App Developers Get Royal Treatment As Tech's New Kingmakers
Published on: 12th Jun 2014
Note -- this news article is more than a year old.
When Asus announced its first Android smartphones several months ago, the top five PC maker played up the product line's range of sizes, a new interface called ZenUI and an array of striking pastel colors.
But the company's announcement also included mention of a factory-installed feature that it didn't even make -- an app called Omlet Chat that was developed by MobiSocial, a startup comprising Stanford University computer science Professor Monica Lam and three doctoral students.
The deal meant "huge PR" for MobiSocial, Lam said. But she also sees the app as critical to the success of the launch: "They should pay us. It was a way to strengthen the company's foothold in mobile by giving users a way to exchange messages and photos without joining an external network - a capability that's particularly appealing to those concerned about privacy."
It's become a truism in the mobile world: An app ecosystem can make or break a device or an operating system. "Content is king when it comes to these devices because that's how the devices come to life," said Steve Augustine, manager of the Android developer initiative at Intel.
Developers have become, in the words of author and analyst Stephen O'Grady's 2013 book, "The New Kingmakers". The new development is that they're increasingly being courted not only by the likes of Apple and Google, but also chipmakers such as Intel, who want more apps to run natively on their hardware.
Building a following of app builders
At Intel, courting developers involves an extensive outreach program that's designed to foster a relationship with the developer community at large, a diverse group that ranges from established players hunting for the next business opportunity to weekend hobbyists chasing a dream.
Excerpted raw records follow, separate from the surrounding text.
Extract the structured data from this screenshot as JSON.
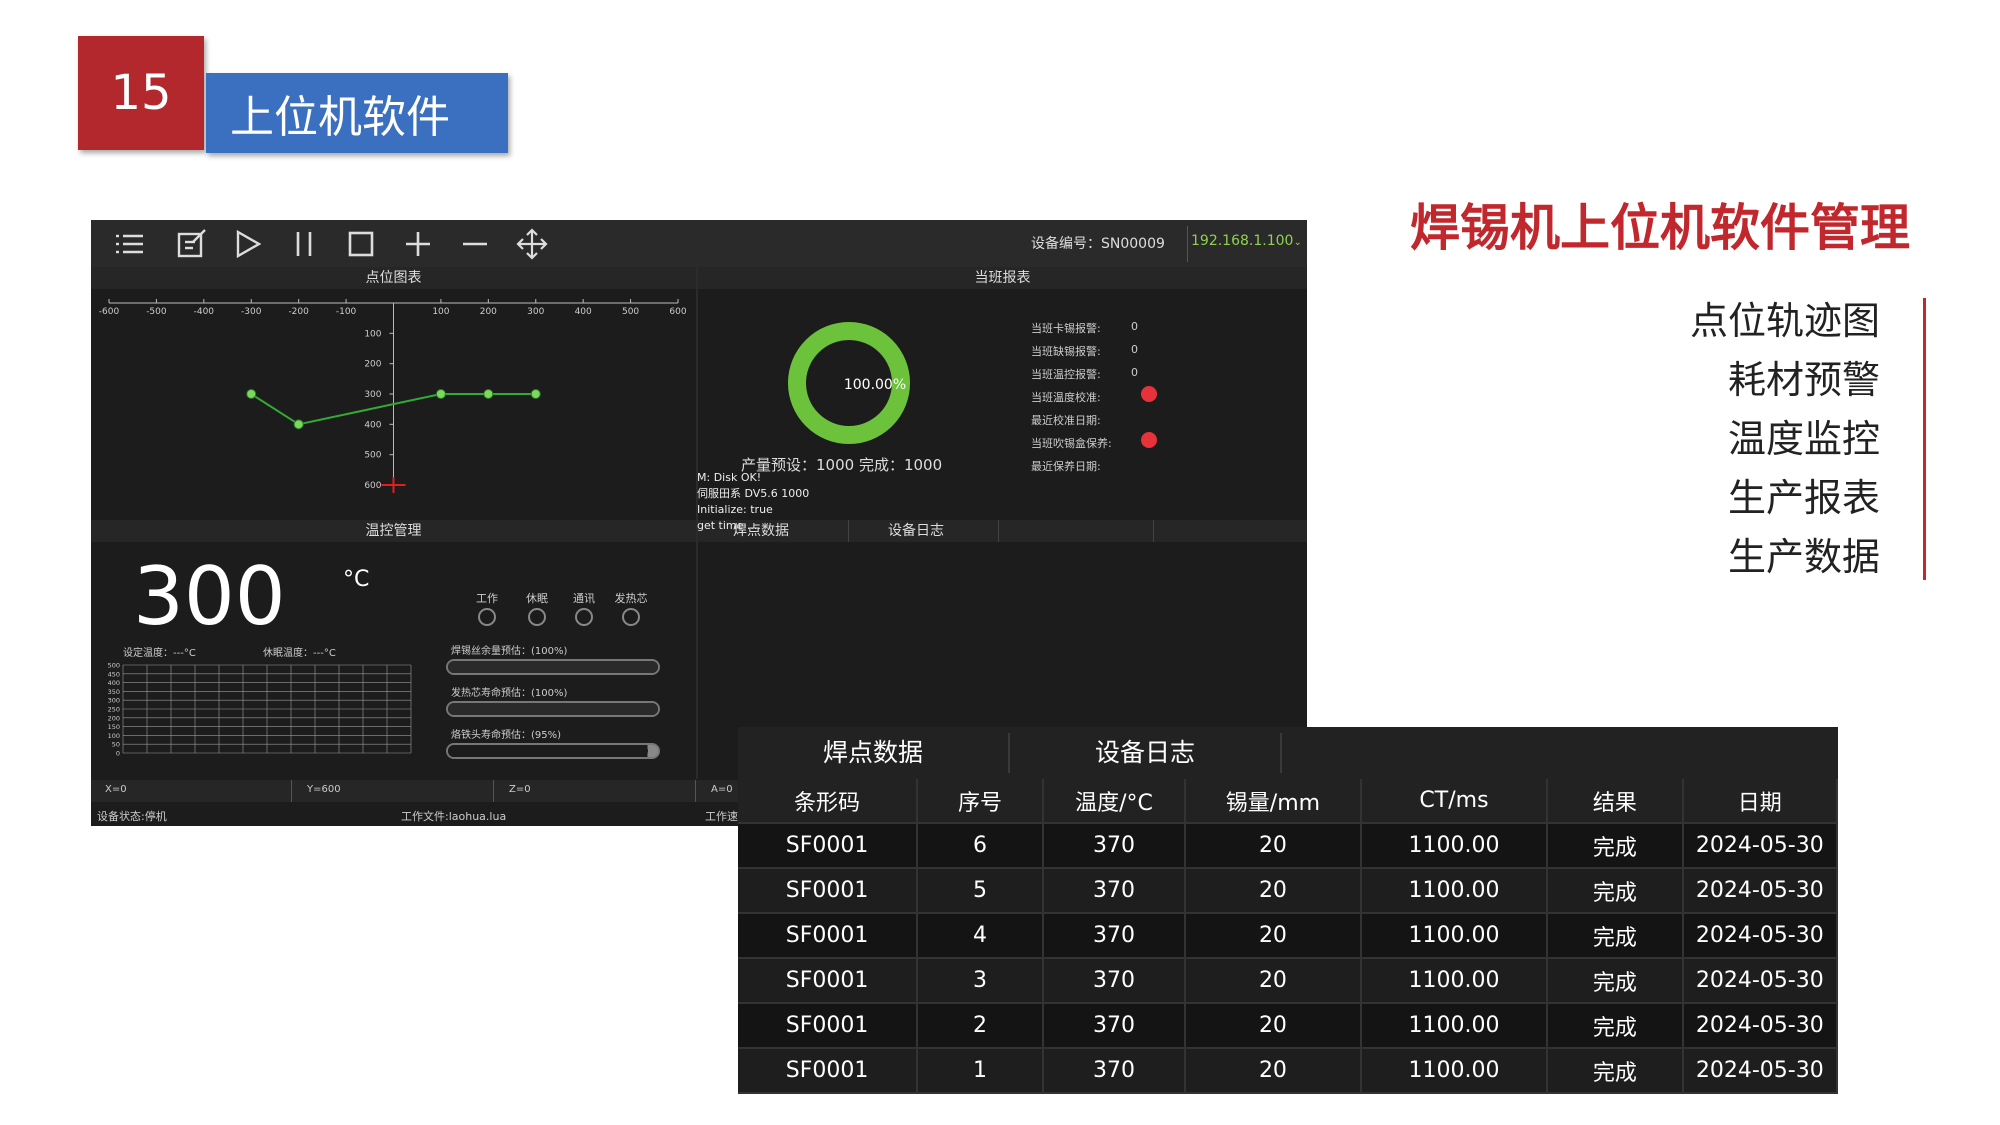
{
  "slide": {
    "number": "15",
    "title": "上位机软件",
    "heading": "焊锡机上位机软件管理",
    "features": [
      "点位轨迹图",
      "耗材预警",
      "温度监控",
      "生产报表",
      "生产数据"
    ]
  },
  "toolbar": {
    "icons": [
      "menu-icon",
      "edit-icon",
      "play-icon",
      "pause-icon",
      "stop-icon",
      "plus-icon",
      "minus-icon",
      "move-icon"
    ],
    "device_id": "设备编号：SN00009",
    "ip": "192.168.1.100"
  },
  "panels": {
    "point_chart": "点位图表",
    "shift_report": "当班报表",
    "temp_management": "温控管理",
    "solder_data_tab": "焊点数据",
    "device_log_tab": "设备日志"
  },
  "chart_data": {
    "type": "line",
    "x_ticks": [
      "-600",
      "-500",
      "-400",
      "-300",
      "-200",
      "-100",
      "100",
      "200",
      "300",
      "400",
      "500",
      "600"
    ],
    "y_ticks": [
      "100",
      "200",
      "300",
      "400",
      "500",
      "600"
    ],
    "x": [
      -300,
      -200,
      100,
      200,
      300
    ],
    "y": [
      300,
      400,
      300,
      300,
      300
    ],
    "xlim": [
      -600,
      600
    ],
    "ylim": [
      0,
      600
    ],
    "line_color": "#33aa33",
    "point_color": "#7ad85a"
  },
  "shift": {
    "donut_percent": 100,
    "donut_label": "100.00%",
    "production": "产量预设：1000  完成：1000",
    "rows": [
      {
        "label": "当班卡锡报警:",
        "value": "0"
      },
      {
        "label": "当班缺锡报警:",
        "value": "0"
      },
      {
        "label": "当班温控报警:",
        "value": "0"
      },
      {
        "label": "当班温度校准:",
        "value": ""
      },
      {
        "label": "最近校准日期:",
        "value": ""
      },
      {
        "label": "当班吹锡盒保养:",
        "value": ""
      },
      {
        "label": "最近保养日期:",
        "value": ""
      }
    ]
  },
  "temperature": {
    "value": "300",
    "unit": "°C",
    "status_labels": [
      "工作",
      "休眠",
      "通讯",
      "发热芯"
    ],
    "set_temp": "设定温度：---°C",
    "sleep_temp": "休眠温度：---°C",
    "grid_ticks": [
      "500",
      "450",
      "400",
      "350",
      "300",
      "250",
      "200",
      "150",
      "100",
      "50",
      "0"
    ],
    "bars": [
      {
        "label": "焊锡丝余量预估：(100%)",
        "percent": 100
      },
      {
        "label": "发热芯寿命预估：(100%)",
        "percent": 100
      },
      {
        "label": "烙铁头寿命预估：(95%)",
        "percent": 95
      }
    ]
  },
  "log": [
    "M: Disk OK!",
    "伺服田系 DV5.6 1000",
    "Initialize: true",
    "get time ...."
  ],
  "coords": {
    "x": "X=0",
    "y": "Y=600",
    "z": "Z=0",
    "a": "A=0"
  },
  "status": {
    "device_state": "设备状态:停机",
    "work_file": "工作文件:laohua.lua",
    "extra": "工作速"
  },
  "table": {
    "tabs": [
      "焊点数据",
      "设备日志"
    ],
    "headers": [
      "条形码",
      "序号",
      "温度/°C",
      "锡量/mm",
      "CT/ms",
      "结果",
      "日期"
    ],
    "rows": [
      [
        "SF0001",
        "6",
        "370",
        "20",
        "1100.00",
        "完成",
        "2024-05-30"
      ],
      [
        "SF0001",
        "5",
        "370",
        "20",
        "1100.00",
        "完成",
        "2024-05-30"
      ],
      [
        "SF0001",
        "4",
        "370",
        "20",
        "1100.00",
        "完成",
        "2024-05-30"
      ],
      [
        "SF0001",
        "3",
        "370",
        "20",
        "1100.00",
        "完成",
        "2024-05-30"
      ],
      [
        "SF0001",
        "2",
        "370",
        "20",
        "1100.00",
        "完成",
        "2024-05-30"
      ],
      [
        "SF0001",
        "1",
        "370",
        "20",
        "1100.00",
        "完成",
        "2024-05-30"
      ]
    ]
  }
}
"You also have to capture the hearts and minds of those folks in their garage because you don't know what's going to be the next big thing," Augustine said.
Intel has built an entire program around recruiting and supporting Android developers as the company seeks to get more of its x86 chips into smartphones and tablets running Google's mobile OS. While Intel powers only a handful of phones today, including the Asus ZenFone, there are a growing number of Intel-based tablets available. The company recently said there are over 130 tablet designs either on the market or coming to market from multiple manufacturers. Many of these will run Android.
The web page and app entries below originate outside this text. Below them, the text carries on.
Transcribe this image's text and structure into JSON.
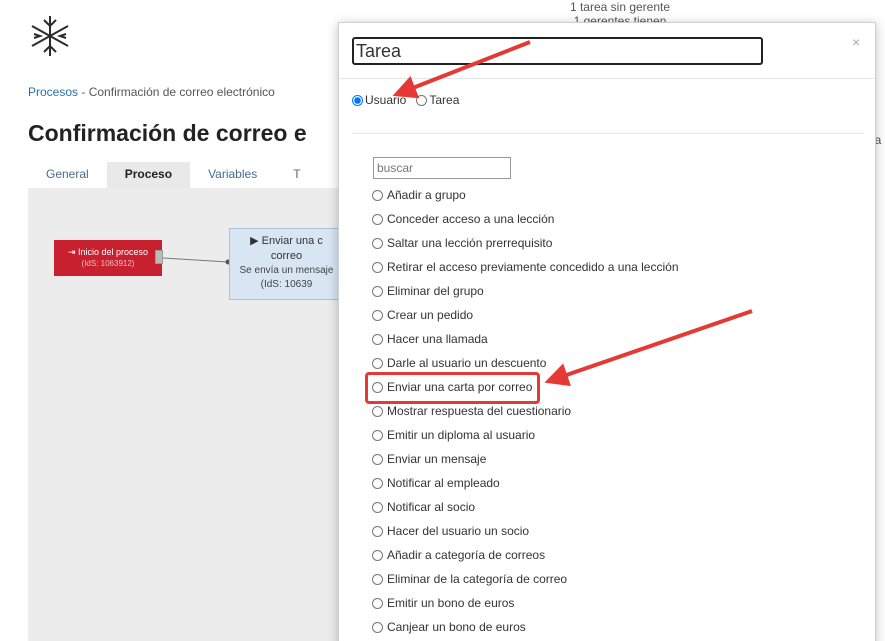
{
  "background": {
    "top_status": [
      "1 tarea sin gerente",
      "1 gerentes tienen"
    ],
    "breadcrumb": {
      "root": "Procesos",
      "separator": "-",
      "current": "Confirmación de correo electrónico"
    },
    "page_title": "Confirmación de correo e",
    "tabs": [
      "General",
      "Proceso",
      "Variables",
      "T"
    ],
    "active_tab": "Proceso",
    "side_text": "la",
    "start_node": {
      "label": "Inicio del proceso",
      "id_text": "(IdS: 1063912)"
    },
    "task_node": {
      "title": "Enviar una c",
      "title2": "correo",
      "desc": "Se envía un mensaje",
      "id_text": "(IdS: 10639"
    },
    "colors": {
      "start_node": "#c8202e",
      "task_node": "#d8e5f2",
      "link": "#2a6fb0",
      "annotation": "#e53935"
    }
  },
  "modal": {
    "title_value": "Tarea",
    "close_label": "×",
    "type_options": [
      {
        "label": "Usuario",
        "checked": true
      },
      {
        "label": "Tarea",
        "checked": false
      }
    ],
    "search_placeholder": "buscar",
    "actions": [
      "Añadir a grupo",
      "Conceder acceso a una lección",
      "Saltar una lección prerrequisito",
      "Retirar el acceso previamente concedido a una lección",
      "Eliminar del grupo",
      "Crear un pedido",
      "Hacer una llamada",
      "Darle al usuario un descuento",
      "Enviar una carta por correo",
      "Mostrar respuesta del cuestionario",
      "Emitir un diploma al usuario",
      "Enviar un mensaje",
      "Notificar al empleado",
      "Notificar al socio",
      "Hacer del usuario un socio",
      "Añadir a categoría de correos",
      "Eliminar de la categoría de correo",
      "Emitir un bono de euros",
      "Canjear un bono de euros"
    ],
    "highlighted_action": "Enviar una carta por correo"
  }
}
Despite the fact that most Android apps are not written natively to run on Intel, the company says the vast majority of Android applications run fine on Intel devices using a unique bridging technology. Still, Intel wants more developers to write native code for the company's chips to eliminate the need for any bridging.
Augustine says developers need to know that Intel will offer support to help enable more and more applications optimized around Intel.
Intel's effort to win over developers has come in the form of developer tools, code samples, technical support and meetups. Augustine said he was taken aback when a Saturday meetup in Santa Clara, California overflowed an auditorium. In organizing Silicon Valley meetups and sponsoring major conferences, as it did at AnDevCon in Boston over Memorial Day weekend, Intel is attempting to foster closer affiliation by sharing expertise.
"This group of people is extremely hungry to learn," Augustine said. "They have this appetite that I don't think people really understand."
Selling tech to techies
This desire for information also stems from an unprecedented level of competition that has led developers to seek new ways to simplify the process of producing mobile apps.
"It's never been easier to self-publish software," said Geoff Warren-Boulton, founder of Appt.ly, which produces apps that allow users to doctor photos with fake beards, vampire fangs and other facial features. "But the competition is insane."
So while there are still examples such as Snapchat achieving a multibillion-dollar valuation based on its picture sharing app, more than 90 percent of apps are currently free, according to the market research firm Gartner. That number is only expected to increase in coming years. Of the apps that generate revenue, only 10 percent generate revenue of $1,250 per day, or roughly $450,000 per year.
Developers' desire for an edge has given rise to a cottage industry of software development platforms and engines whose existence is also linked to the whims of the developers to whom they sell.
Warren-Boulton said software development platforms are directly courting developers to adopt their solutions through email, pitches at conferences and online ads. Appt.ly routinely talks to the major platform providers, as the good ones offer intuitive plug-and-play tools.
One visible impact of the drive of platform vendors to attract developers has been the decline of HTML5 as a development platform. Although it can be used to create apps across ecosystems, the number of developers who reported they were "very interested" in HTML5 declined to 59.9 percent in November of 2013 from a high of 72.7 percent in July 2012, according to the Q4 2013 Mobile Trends Report by Appcelerator and IDC that surveyed 6,698 mobile developers.
Vendors just don't make supporting HTML5 a priority, preferring to push their own operating systems, according to the report.
Seeking an advantage in the gaming space, Appt.ly plans to build more apps on Unity, a cross-platform engine that allows developers to use a single batch of code to produce near-finished versions of apps compatible with numerous operating systems, gaming consoles and browsers.
Making life simpler for developers is a popular lure to get app makers to buy into different approaches to mobile computing. This tactic can have a snowball effect as developers who become early adopters do the hard work of resolving bugs and creating new workflows - tasks that developers in the next wave won't have to worry about.
"They should love people like us," Lam, the Stanford professor and developer, said of Intel.